Top of MATERIAL SUPPLIED

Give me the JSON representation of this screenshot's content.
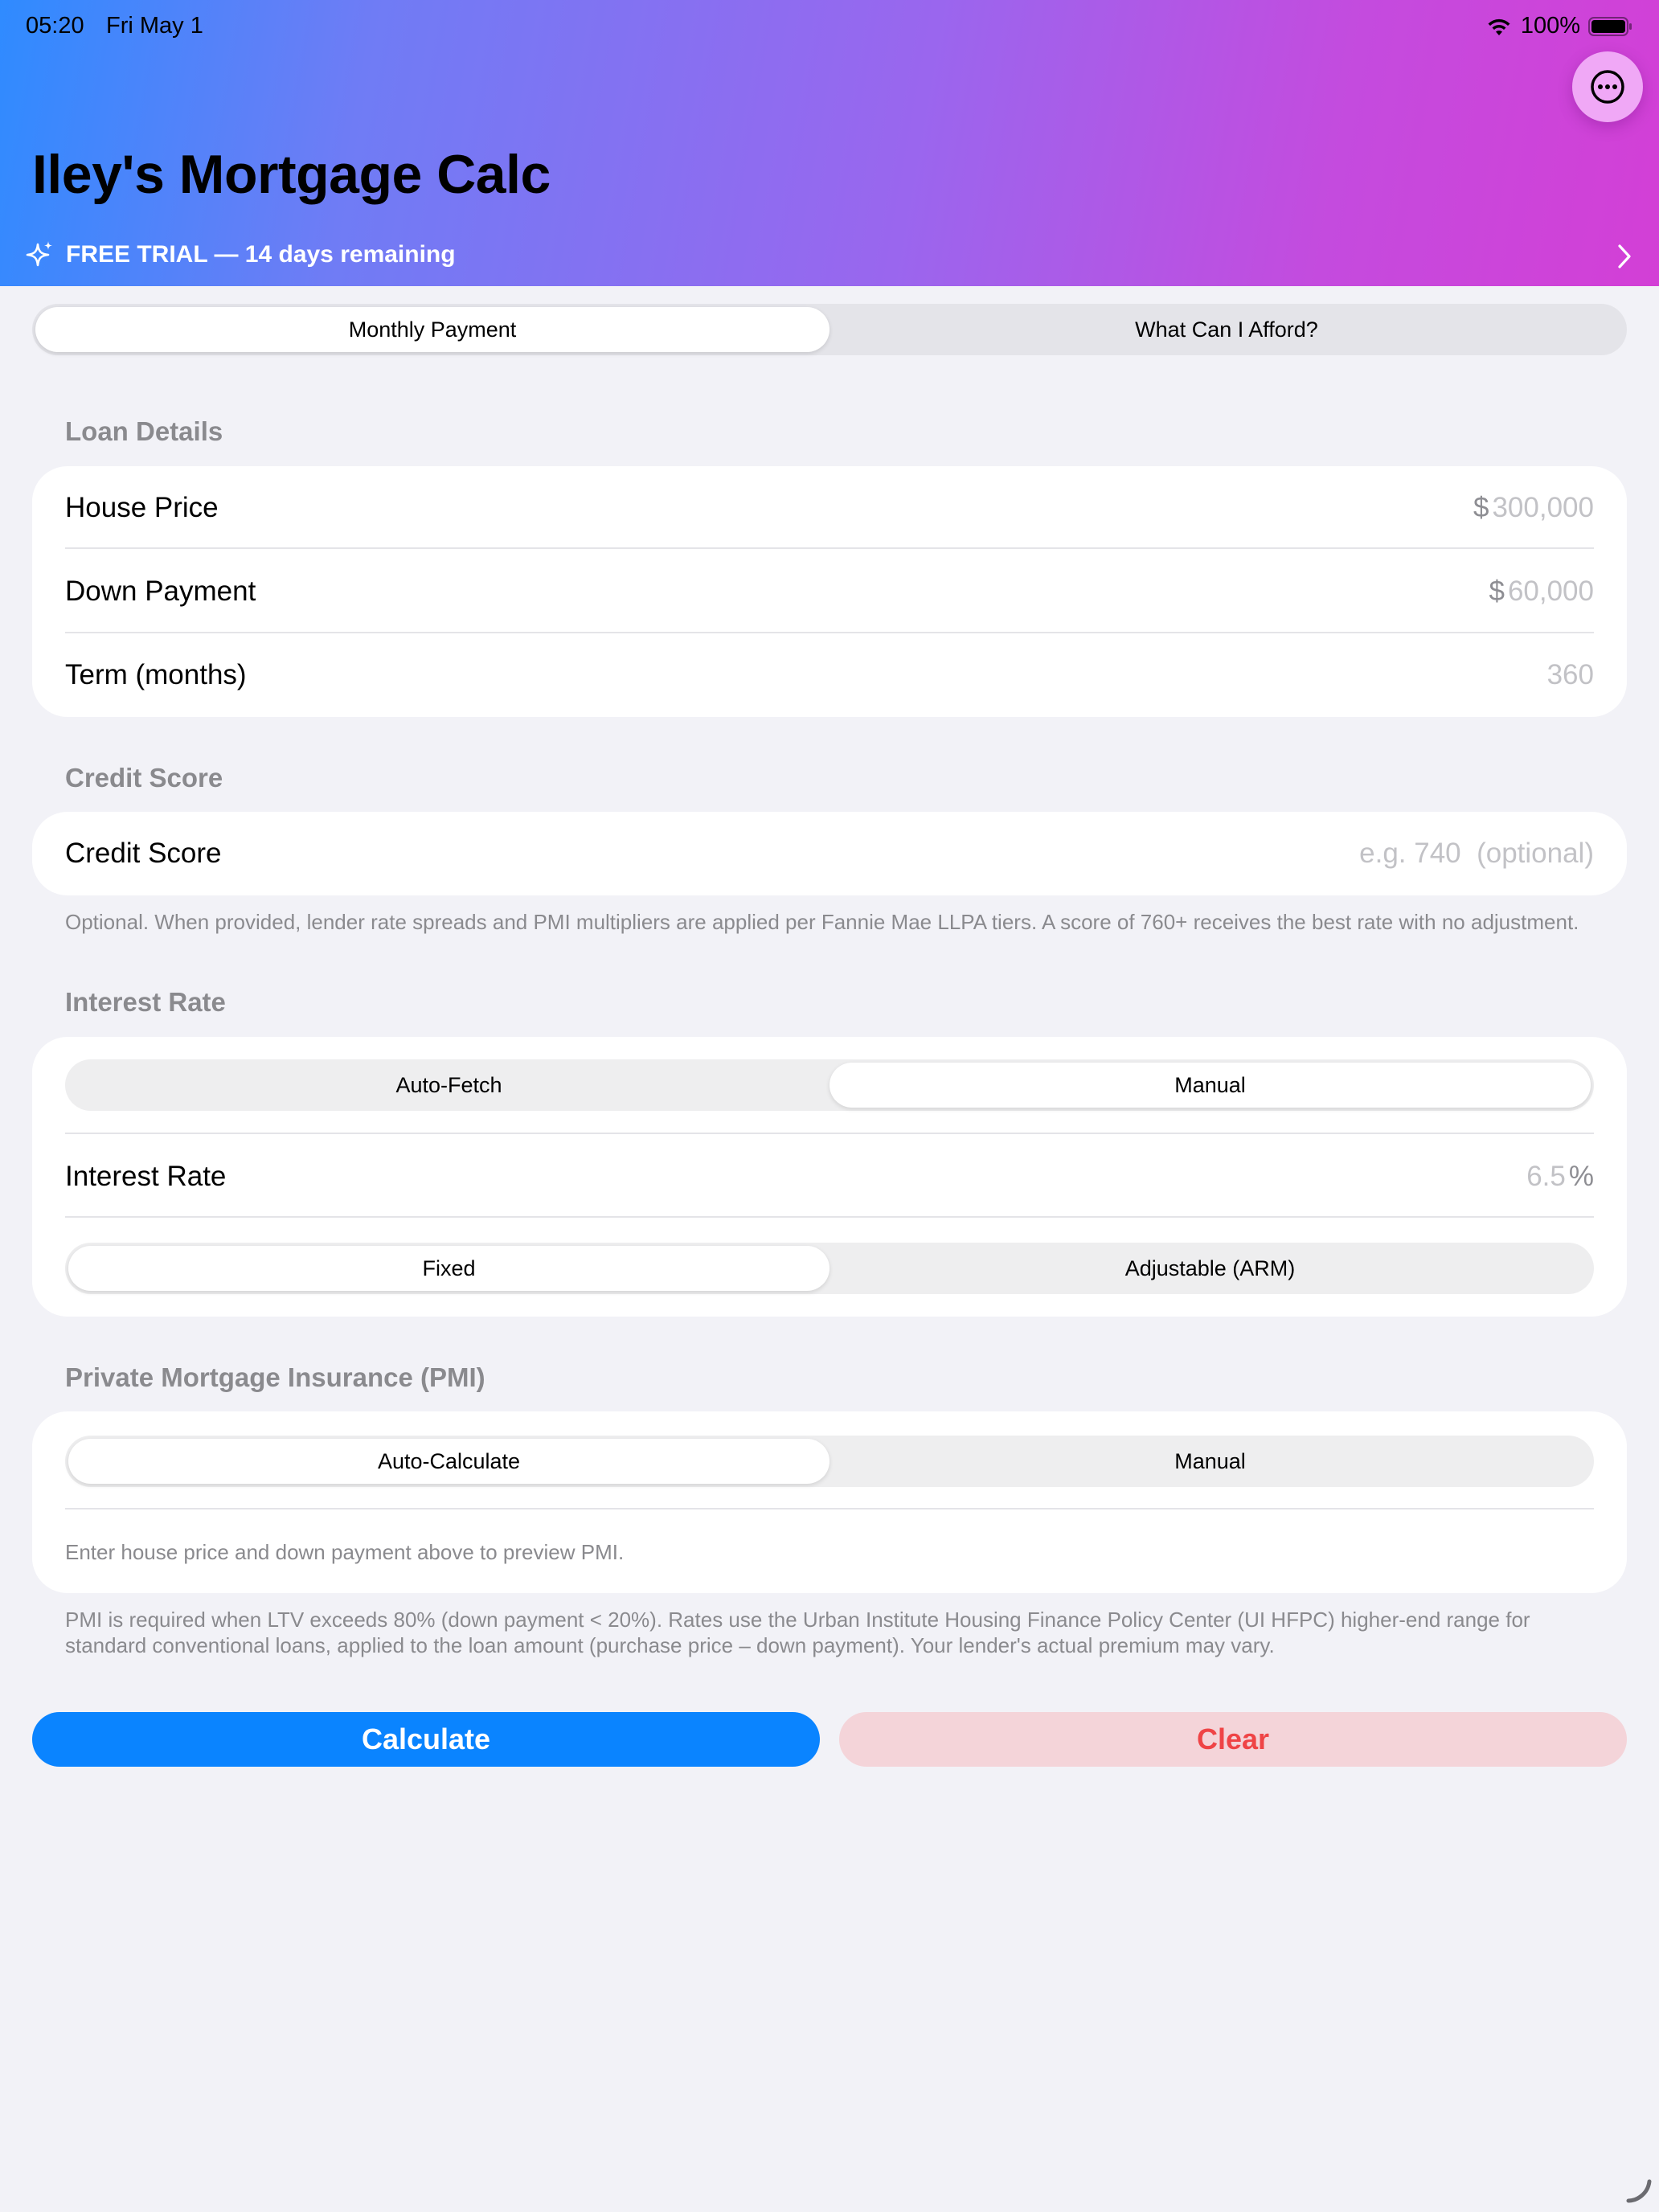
{
  "status_bar": {
    "time": "05:20",
    "date": "Fri May 1",
    "battery": "100%"
  },
  "header": {
    "title": "Iley's Mortgage Calc",
    "trial_text": "FREE TRIAL — 14 days remaining",
    "gradient_start": "#2f8bff",
    "gradient_end": "#d33fd6"
  },
  "mode_tabs": {
    "monthly": "Monthly Payment",
    "afford": "What Can I Afford?",
    "selected": "monthly"
  },
  "loan_details": {
    "section_title": "Loan Details",
    "house_price": {
      "label": "House Price",
      "prefix": "$",
      "placeholder": "300,000"
    },
    "down_payment": {
      "label": "Down Payment",
      "prefix": "$",
      "placeholder": "60,000"
    },
    "term": {
      "label": "Term (months)",
      "placeholder": "360"
    }
  },
  "credit_score": {
    "section_title": "Credit Score",
    "label": "Credit Score",
    "placeholder": "e.g. 740  (optional)",
    "footnote": "Optional. When provided, lender rate spreads and PMI multipliers are applied per Fannie Mae LLPA tiers. A score of 760+ receives the best rate with no adjustment."
  },
  "interest_rate": {
    "section_title": "Interest Rate",
    "source_auto": "Auto-Fetch",
    "source_manual": "Manual",
    "source_selected": "manual",
    "label": "Interest Rate",
    "placeholder": "6.5",
    "suffix": "%",
    "type_fixed": "Fixed",
    "type_arm": "Adjustable (ARM)",
    "type_selected": "fixed"
  },
  "pmi": {
    "section_title": "Private Mortgage Insurance (PMI)",
    "auto": "Auto-Calculate",
    "manual": "Manual",
    "selected": "auto",
    "note": "Enter house price and down payment above to preview PMI.",
    "footnote": "PMI is required when LTV exceeds 80% (down payment < 20%). Rates use the Urban Institute Housing Finance Policy Center (UI HFPC) higher-end range for standard conventional loans, applied to the loan amount (purchase price – down payment). Your lender's actual premium may vary."
  },
  "actions": {
    "calculate": "Calculate",
    "clear": "Clear",
    "calculate_color": "#0a84ff",
    "clear_color": "#ef4446"
  },
  "icons": {
    "more": "ellipsis-circle-icon",
    "trial": "sparkle-icon",
    "chevron": "chevron-right-icon",
    "wifi": "wifi-icon",
    "battery": "battery-icon"
  }
}
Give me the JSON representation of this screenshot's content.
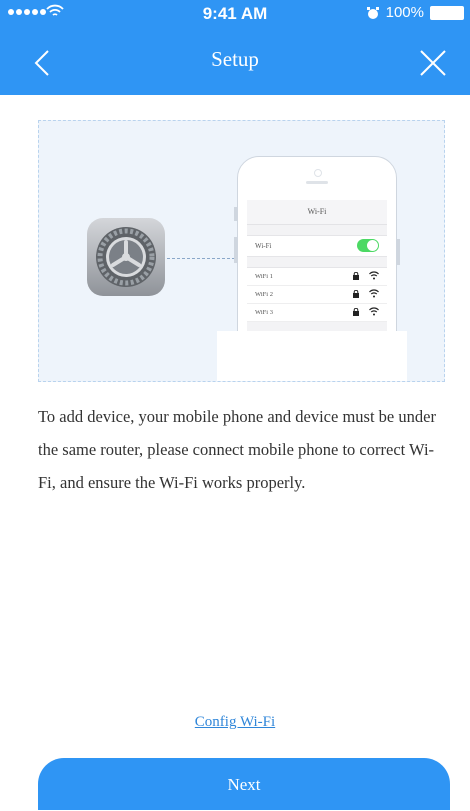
{
  "status_bar": {
    "time": "9:41 AM",
    "battery": "100%"
  },
  "nav": {
    "title": "Setup",
    "back_icon": "chevron-left-icon",
    "close_icon": "close-icon"
  },
  "illustration": {
    "phone_screen_title": "Wi-Fi",
    "wifi_toggle_label": "Wi-Fi",
    "networks": [
      "WiFi 1",
      "WiFi 2",
      "WiFi 3"
    ]
  },
  "instructions": "To add device, your mobile phone and device must be under the same router, please connect mobile phone to correct Wi-Fi, and ensure the Wi-Fi works properly.",
  "config_link": "Config Wi-Fi",
  "next_button": "Next",
  "colors": {
    "primary": "#2f95f4",
    "link": "#2f86d9",
    "toggle_on": "#4cd964"
  }
}
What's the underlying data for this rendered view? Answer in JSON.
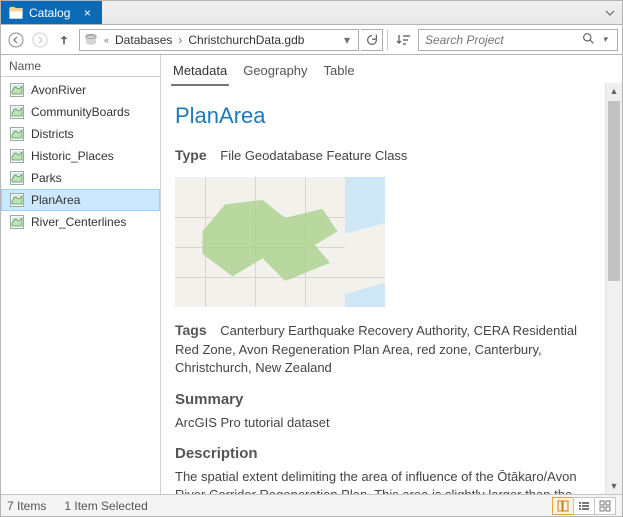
{
  "tab": {
    "title": "Catalog"
  },
  "breadcrumb": {
    "level1": "Databases",
    "level2": "ChristchurchData.gdb"
  },
  "search": {
    "placeholder": "Search Project"
  },
  "sidebar": {
    "header": "Name",
    "items": [
      {
        "label": "AvonRiver",
        "selected": false
      },
      {
        "label": "CommunityBoards",
        "selected": false
      },
      {
        "label": "Districts",
        "selected": false
      },
      {
        "label": "Historic_Places",
        "selected": false
      },
      {
        "label": "Parks",
        "selected": false
      },
      {
        "label": "PlanArea",
        "selected": true
      },
      {
        "label": "River_Centerlines",
        "selected": false
      }
    ]
  },
  "content_tabs": [
    {
      "label": "Metadata",
      "active": true
    },
    {
      "label": "Geography",
      "active": false
    },
    {
      "label": "Table",
      "active": false
    }
  ],
  "detail": {
    "title": "PlanArea",
    "type_label": "Type",
    "type_value": "File Geodatabase Feature Class",
    "tags_label": "Tags",
    "tags_value": "Canterbury Earthquake Recovery Authority, CERA Residential Red Zone, Avon Regeneration Plan Area, red zone, Canterbury, Christchurch, New Zealand",
    "summary_label": "Summary",
    "summary_value": "ArcGIS Pro tutorial dataset",
    "description_label": "Description",
    "description_value": "The spatial extent delimiting the area of influence of the Ōtākaro/Avon River Corridor Regeneration Plan. This area is slightly larger than the"
  },
  "status": {
    "items": "7 Items",
    "selected": "1 Item Selected"
  }
}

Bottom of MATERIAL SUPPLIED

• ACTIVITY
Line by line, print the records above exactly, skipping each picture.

• SOLUTION TO THIS TASK
Give me the JSON representation of this screenshot's content.
{
  "status_bar": {
    "time": "05:20",
    "date": "Fri May 1",
    "battery": "100%"
  },
  "header": {
    "title": "Iley's Mortgage Calc",
    "trial_text": "FREE TRIAL — 14 days remaining",
    "gradient_start": "#2f8bff",
    "gradient_end": "#d33fd6"
  },
  "mode_tabs": {
    "monthly": "Monthly Payment",
    "afford": "What Can I Afford?",
    "selected": "monthly"
  },
  "loan_details": {
    "section_title": "Loan Details",
    "house_price": {
      "label": "House Price",
      "prefix": "$",
      "placeholder": "300,000"
    },
    "down_payment": {
      "label": "Down Payment",
      "prefix": "$",
      "placeholder": "60,000"
    },
    "term": {
      "label": "Term (months)",
      "placeholder": "360"
    }
  },
  "credit_score": {
    "section_title": "Credit Score",
    "label": "Credit Score",
    "placeholder": "e.g. 740  (optional)",
    "footnote": "Optional. When provided, lender rate spreads and PMI multipliers are applied per Fannie Mae LLPA tiers. A score of 760+ receives the best rate with no adjustment."
  },
  "interest_rate": {
    "section_title": "Interest Rate",
    "source_auto": "Auto-Fetch",
    "source_manual": "Manual",
    "source_selected": "manual",
    "label": "Interest Rate",
    "placeholder": "6.5",
    "suffix": "%",
    "type_fixed": "Fixed",
    "type_arm": "Adjustable (ARM)",
    "type_selected": "fixed"
  },
  "pmi": {
    "section_title": "Private Mortgage Insurance (PMI)",
    "auto": "Auto-Calculate",
    "manual": "Manual",
    "selected": "auto",
    "note": "Enter house price and down payment above to preview PMI.",
    "footnote": "PMI is required when LTV exceeds 80% (down payment < 20%). Rates use the Urban Institute Housing Finance Policy Center (UI HFPC) higher-end range for standard conventional loans, applied to the loan amount (purchase price – down payment). Your lender's actual premium may vary."
  },
  "actions": {
    "calculate": "Calculate",
    "clear": "Clear",
    "calculate_color": "#0a84ff",
    "clear_color": "#ef4446"
  },
  "icons": {
    "more": "ellipsis-circle-icon",
    "trial": "sparkle-icon",
    "chevron": "chevron-right-icon",
    "wifi": "wifi-icon",
    "battery": "battery-icon"
  }
}
Give me the JSON representation of this screenshot's content.
{
  "status_bar": {
    "time": "9:41 AM",
    "battery": "100%"
  },
  "nav": {
    "title": "Setup",
    "back_icon": "chevron-left-icon",
    "close_icon": "close-icon"
  },
  "illustration": {
    "phone_screen_title": "Wi-Fi",
    "wifi_toggle_label": "Wi-Fi",
    "networks": [
      "WiFi 1",
      "WiFi 2",
      "WiFi 3"
    ]
  },
  "instructions": "To add device, your mobile phone and device must be under the same router, please connect mobile phone to correct Wi-Fi, and ensure the Wi-Fi works properly.",
  "config_link": "Config Wi-Fi",
  "next_button": "Next",
  "colors": {
    "primary": "#2f95f4",
    "link": "#2f86d9",
    "toggle_on": "#4cd964"
  }
}
What's the underlying data for this rendered view? Answer in JSON.
{
  "tab": {
    "title": "Catalog"
  },
  "breadcrumb": {
    "level1": "Databases",
    "level2": "ChristchurchData.gdb"
  },
  "search": {
    "placeholder": "Search Project"
  },
  "sidebar": {
    "header": "Name",
    "items": [
      {
        "label": "AvonRiver",
        "selected": false
      },
      {
        "label": "CommunityBoards",
        "selected": false
      },
      {
        "label": "Districts",
        "selected": false
      },
      {
        "label": "Historic_Places",
        "selected": false
      },
      {
        "label": "Parks",
        "selected": false
      },
      {
        "label": "PlanArea",
        "selected": true
      },
      {
        "label": "River_Centerlines",
        "selected": false
      }
    ]
  },
  "content_tabs": [
    {
      "label": "Metadata",
      "active": true
    },
    {
      "label": "Geography",
      "active": false
    },
    {
      "label": "Table",
      "active": false
    }
  ],
  "detail": {
    "title": "PlanArea",
    "type_label": "Type",
    "type_value": "File Geodatabase Feature Class",
    "tags_label": "Tags",
    "tags_value": "Canterbury Earthquake Recovery Authority, CERA Residential Red Zone, Avon Regeneration Plan Area, red zone, Canterbury, Christchurch, New Zealand",
    "summary_label": "Summary",
    "summary_value": "ArcGIS Pro tutorial dataset",
    "description_label": "Description",
    "description_value": "The spatial extent delimiting the area of influence of the Ōtākaro/Avon River Corridor Regeneration Plan. This area is slightly larger than the"
  },
  "status": {
    "items": "7 Items",
    "selected": "1 Item Selected"
  }
}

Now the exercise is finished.